=== RECORD SET ===

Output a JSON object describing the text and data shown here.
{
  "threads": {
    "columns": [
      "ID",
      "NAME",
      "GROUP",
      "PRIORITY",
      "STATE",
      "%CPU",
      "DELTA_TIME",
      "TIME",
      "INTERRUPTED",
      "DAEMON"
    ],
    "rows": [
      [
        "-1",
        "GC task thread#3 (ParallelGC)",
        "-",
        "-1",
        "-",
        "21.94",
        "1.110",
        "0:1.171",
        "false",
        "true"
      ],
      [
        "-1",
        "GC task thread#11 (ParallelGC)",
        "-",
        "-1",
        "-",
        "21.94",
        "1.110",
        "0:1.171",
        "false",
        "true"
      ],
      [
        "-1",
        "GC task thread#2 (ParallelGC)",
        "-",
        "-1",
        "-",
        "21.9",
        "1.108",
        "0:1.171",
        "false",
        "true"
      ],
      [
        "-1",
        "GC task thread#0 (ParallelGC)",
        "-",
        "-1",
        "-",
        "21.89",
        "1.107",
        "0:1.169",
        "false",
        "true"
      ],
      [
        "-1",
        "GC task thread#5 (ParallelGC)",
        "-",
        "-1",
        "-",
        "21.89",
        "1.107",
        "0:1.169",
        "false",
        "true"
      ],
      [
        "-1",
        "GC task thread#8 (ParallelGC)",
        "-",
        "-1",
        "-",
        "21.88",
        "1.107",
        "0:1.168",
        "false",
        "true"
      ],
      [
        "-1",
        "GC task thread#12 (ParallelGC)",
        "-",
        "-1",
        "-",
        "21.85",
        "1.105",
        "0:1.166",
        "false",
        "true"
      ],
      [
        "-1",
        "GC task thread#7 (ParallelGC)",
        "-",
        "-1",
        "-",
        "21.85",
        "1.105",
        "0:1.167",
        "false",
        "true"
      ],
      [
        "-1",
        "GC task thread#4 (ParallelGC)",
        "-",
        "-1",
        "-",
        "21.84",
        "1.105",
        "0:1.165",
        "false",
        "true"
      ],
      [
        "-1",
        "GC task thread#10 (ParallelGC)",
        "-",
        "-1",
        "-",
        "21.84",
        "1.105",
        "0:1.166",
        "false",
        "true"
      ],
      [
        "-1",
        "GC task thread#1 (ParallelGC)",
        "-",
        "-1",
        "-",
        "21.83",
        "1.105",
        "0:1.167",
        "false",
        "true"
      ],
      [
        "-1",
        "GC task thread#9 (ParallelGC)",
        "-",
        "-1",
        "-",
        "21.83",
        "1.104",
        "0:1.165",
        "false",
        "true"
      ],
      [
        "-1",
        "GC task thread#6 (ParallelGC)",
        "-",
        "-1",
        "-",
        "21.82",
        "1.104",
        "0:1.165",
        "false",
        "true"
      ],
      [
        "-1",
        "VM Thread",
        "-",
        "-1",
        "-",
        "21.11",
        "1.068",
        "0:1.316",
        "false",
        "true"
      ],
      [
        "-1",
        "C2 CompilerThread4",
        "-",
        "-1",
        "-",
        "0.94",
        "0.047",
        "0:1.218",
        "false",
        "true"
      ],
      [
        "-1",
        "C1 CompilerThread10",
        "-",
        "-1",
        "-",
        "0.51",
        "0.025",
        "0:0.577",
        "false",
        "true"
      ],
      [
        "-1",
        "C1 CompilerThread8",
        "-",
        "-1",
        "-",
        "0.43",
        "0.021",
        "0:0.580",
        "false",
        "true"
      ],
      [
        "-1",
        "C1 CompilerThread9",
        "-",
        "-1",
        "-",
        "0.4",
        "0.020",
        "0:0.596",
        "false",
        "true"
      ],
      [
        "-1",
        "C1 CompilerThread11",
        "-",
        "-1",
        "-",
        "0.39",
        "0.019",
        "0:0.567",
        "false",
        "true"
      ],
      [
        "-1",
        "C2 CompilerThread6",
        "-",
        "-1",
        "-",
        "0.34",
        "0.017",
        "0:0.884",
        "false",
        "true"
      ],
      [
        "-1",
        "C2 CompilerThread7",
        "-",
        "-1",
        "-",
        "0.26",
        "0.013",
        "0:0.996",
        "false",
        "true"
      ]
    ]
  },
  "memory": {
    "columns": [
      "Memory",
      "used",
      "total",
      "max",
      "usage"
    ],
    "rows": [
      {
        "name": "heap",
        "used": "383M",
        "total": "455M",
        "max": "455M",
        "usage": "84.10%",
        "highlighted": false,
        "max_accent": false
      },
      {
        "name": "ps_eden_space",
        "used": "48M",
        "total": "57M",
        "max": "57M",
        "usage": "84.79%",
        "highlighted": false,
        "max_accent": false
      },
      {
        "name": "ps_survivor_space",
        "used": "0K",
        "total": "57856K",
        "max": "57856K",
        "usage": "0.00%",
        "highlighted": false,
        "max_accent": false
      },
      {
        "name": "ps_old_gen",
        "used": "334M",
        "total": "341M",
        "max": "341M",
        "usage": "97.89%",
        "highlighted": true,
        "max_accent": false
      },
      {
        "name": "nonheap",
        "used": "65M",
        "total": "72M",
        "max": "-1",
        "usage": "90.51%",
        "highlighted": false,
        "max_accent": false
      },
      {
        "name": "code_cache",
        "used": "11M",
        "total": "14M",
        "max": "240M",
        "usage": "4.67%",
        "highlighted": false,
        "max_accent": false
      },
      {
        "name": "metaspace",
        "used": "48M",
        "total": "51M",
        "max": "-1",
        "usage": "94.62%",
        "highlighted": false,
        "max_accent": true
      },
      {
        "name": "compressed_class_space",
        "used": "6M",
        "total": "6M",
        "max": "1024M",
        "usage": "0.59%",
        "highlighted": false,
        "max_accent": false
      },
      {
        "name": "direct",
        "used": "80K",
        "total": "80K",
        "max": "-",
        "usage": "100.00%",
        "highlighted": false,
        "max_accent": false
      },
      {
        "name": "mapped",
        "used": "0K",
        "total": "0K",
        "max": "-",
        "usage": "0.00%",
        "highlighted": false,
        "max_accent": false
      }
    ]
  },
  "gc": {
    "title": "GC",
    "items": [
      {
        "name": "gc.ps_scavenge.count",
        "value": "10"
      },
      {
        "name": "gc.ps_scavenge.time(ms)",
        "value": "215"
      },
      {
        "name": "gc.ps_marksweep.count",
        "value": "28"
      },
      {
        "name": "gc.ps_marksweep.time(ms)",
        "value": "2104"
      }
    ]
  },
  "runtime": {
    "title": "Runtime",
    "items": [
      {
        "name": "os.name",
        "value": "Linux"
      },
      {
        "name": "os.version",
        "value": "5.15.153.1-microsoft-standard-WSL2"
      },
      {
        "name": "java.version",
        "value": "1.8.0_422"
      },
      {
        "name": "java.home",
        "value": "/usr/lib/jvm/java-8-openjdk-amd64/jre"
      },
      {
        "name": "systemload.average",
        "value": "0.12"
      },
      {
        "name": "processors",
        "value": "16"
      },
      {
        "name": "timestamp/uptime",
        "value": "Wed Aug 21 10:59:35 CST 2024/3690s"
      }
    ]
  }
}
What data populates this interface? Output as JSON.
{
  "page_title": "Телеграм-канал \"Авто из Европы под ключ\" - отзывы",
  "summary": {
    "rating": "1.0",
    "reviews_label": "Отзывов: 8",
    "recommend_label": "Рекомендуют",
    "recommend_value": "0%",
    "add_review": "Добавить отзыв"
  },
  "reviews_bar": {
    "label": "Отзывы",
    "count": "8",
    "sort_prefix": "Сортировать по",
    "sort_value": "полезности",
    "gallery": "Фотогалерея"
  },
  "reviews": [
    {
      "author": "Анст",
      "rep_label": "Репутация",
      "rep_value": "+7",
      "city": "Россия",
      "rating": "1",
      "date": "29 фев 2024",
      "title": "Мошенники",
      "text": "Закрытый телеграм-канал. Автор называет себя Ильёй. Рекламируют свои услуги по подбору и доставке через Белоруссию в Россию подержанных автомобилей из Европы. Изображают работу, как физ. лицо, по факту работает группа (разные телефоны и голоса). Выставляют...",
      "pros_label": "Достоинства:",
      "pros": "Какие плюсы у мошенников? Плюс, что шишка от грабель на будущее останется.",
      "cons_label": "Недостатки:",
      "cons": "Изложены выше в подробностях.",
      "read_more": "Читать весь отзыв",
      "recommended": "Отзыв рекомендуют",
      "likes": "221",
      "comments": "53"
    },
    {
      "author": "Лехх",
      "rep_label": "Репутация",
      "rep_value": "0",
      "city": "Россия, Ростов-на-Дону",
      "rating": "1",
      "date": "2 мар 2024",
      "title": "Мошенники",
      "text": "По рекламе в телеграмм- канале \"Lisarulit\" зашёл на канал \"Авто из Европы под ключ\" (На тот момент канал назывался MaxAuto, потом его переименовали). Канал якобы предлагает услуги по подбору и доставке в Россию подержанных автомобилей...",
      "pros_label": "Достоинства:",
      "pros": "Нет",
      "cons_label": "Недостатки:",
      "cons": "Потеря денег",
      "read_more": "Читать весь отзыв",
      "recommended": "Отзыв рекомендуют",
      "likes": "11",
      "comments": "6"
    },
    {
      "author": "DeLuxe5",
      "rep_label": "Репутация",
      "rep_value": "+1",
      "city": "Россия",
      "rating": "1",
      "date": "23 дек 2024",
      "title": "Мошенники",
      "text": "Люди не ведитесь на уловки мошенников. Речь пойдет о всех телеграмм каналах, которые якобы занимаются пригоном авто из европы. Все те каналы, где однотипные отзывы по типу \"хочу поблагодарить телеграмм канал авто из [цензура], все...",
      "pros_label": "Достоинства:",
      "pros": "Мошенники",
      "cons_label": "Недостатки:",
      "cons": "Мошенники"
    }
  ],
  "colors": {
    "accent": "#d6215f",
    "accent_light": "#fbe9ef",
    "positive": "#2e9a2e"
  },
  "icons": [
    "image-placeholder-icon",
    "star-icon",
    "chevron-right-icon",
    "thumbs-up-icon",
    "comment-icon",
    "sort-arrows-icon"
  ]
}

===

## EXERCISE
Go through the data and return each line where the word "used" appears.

## OUTPUT OF THE EXERCISE
      "used",
        "used": "383M",
        "used": "48M",
        "used": "0K",
        "used": "334M",
        "used": "65M",
        "used": "11M",
        "used": "48M",
        "used": "6M",
        "used": "80K",
        "used": "0K",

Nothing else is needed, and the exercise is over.